TV Industry’s Idea Of Innovation: A Free TV With A Second Small TV That Constantly Shows You Ads | Techdirt

TV Industry’s Idea Of Innovation: A Free TV With A Second Small TV That Constantly Shows You Ads | Techdirt

TV Industry’s Idea Of Innovation: A Free TV With A Second Small TV That Constantly Shows You Ads

For years all I’ve ever wanted from TV manufacturers is a “dumb” TV that has a whole bunch of HDMI inputs, but no “smart” internals. Since I know the real money is increasingly made from spying on users and monetizing their every fart (while failing to properly secure the collected data), I’ve even been willing to pay extra for simplicity, quality, and privacy.

Yes, I know I can simply not connect my TV to the internet. But that’s not fixing my problem. Even basic HDMI switching and basic settings are now tethered to clunky, bloated, smart internals that take time to load, and get slower as the TV ages. Some manufacturers also block you from basic functions unless you agree to be tracked and monetized.

I just want a dumb TV. A high quality panel with a bunch of HDMI ports and a bare bones setting menu that works quickly. I don’t think it’s that crazy of a request. You’ll sometimes see enterprise-focused sets that get close, but often not at 65″ or above, and many often come at extreme cost yet still include odd feature carve outs (no 4K, no HDR).

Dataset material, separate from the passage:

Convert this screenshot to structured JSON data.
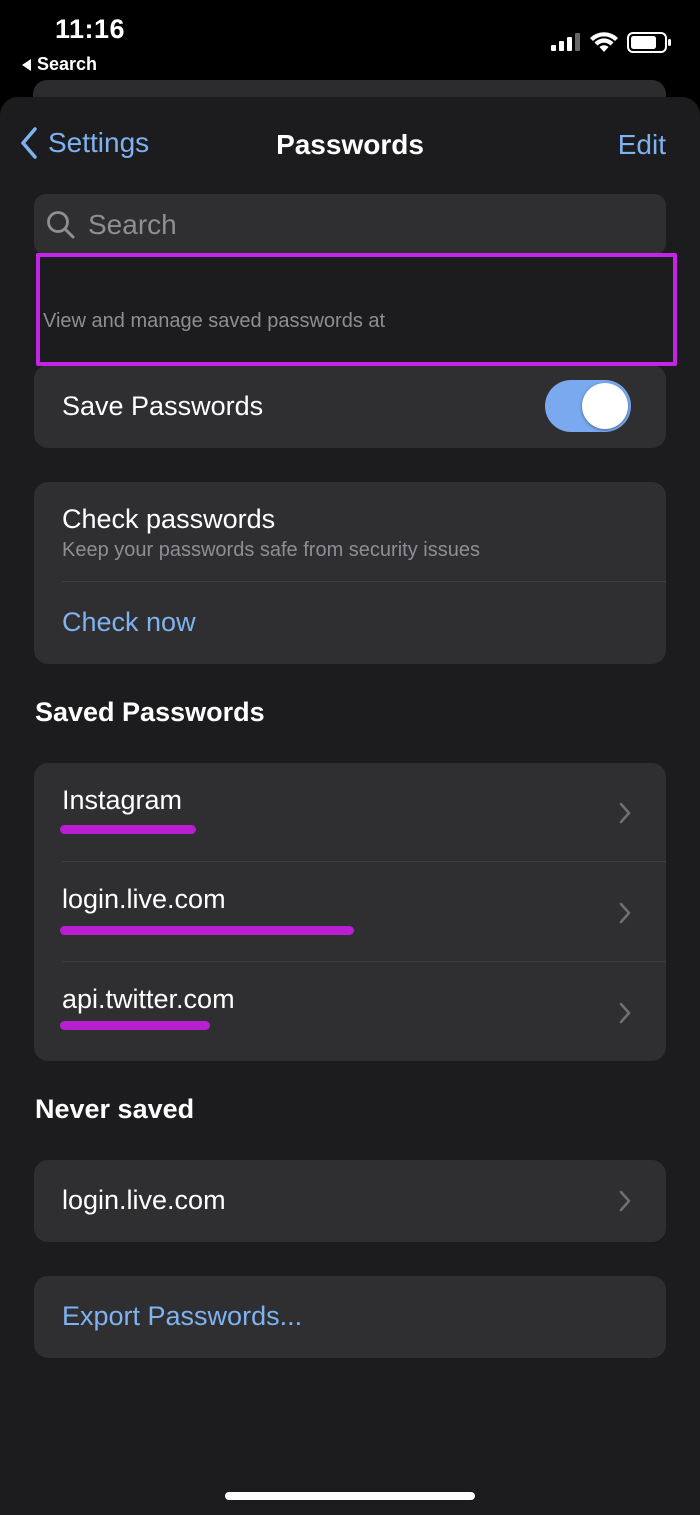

But generally, the dumb-as-a-box-of-hammers TV is a segment the market simply doesn’t deem worth serving. Because there’s too much money to be made on sloppy surveillance and consumer data monetization.

Ironically, the market’s idea of innovation is now heading in the complete opposite direction. Companies have increasingly been making more money tracking you than they do off of the TV hardware. And now one company is taking that to its ultimate conclusion. A company by the name of Telly is now planning to give away free 4K TVs that would retail for $1,000.

The catch? The free TV not only will track and monetize your behavior in granular detail, it comes with a completely different second TV that will bombard you with ads, constantly. Even when the TV is off.

The unit has a 9-inch-high second screen, affixed to the bottom of the set, which is real estate Telly will use for displaying news, sports scores, weather or stocks, or even letting users play video games. And, critically, Telly’s second screen features a dedicated space on the right-hand side that will display advertising — ads you can’t skip past and ads that stay on the screen the whole time you’re watching TV… and even when you’re not.

I’m going to guess that this set goes notably beyond existing sets in the type and amount of identifiable datasets that are collected. Without being particularly transparent about it, or giving consumers much of any opt out control. I’d be curious to see how they tackle folks intent on blocking the lower screen from ever being viewed.

Aside from a lack of personal control, there’s also the issue of increasingly making privacy something only people with disposable income can afford, a trend that has also been steadily gaining speed over in the wireless space.

The folks behind this idea genuinely think they’ve invented the wheel simply because the set is free:

Telly’s bet is that it will be able to generate a return on the major upfront investment of getting its ad-enabled TVs in front of U.S. consumers. It’s not clear how long it might take Telly to recoup the sunk costs of the free TVs. Pozin argues that the unusual business plan is “a revolutionary step forward for both consumers and advertisers.”

I’m sure a free TV that annoys you constantly and strips away any semblance of personal control will be seen as a real crackerjack of a value by people increasingly conditioned to conflate annoyance and surveillance with innovation, but to me it feels more akin to bad dystopian YA fiction written by an inhalant addict with moderate to severe brain damage.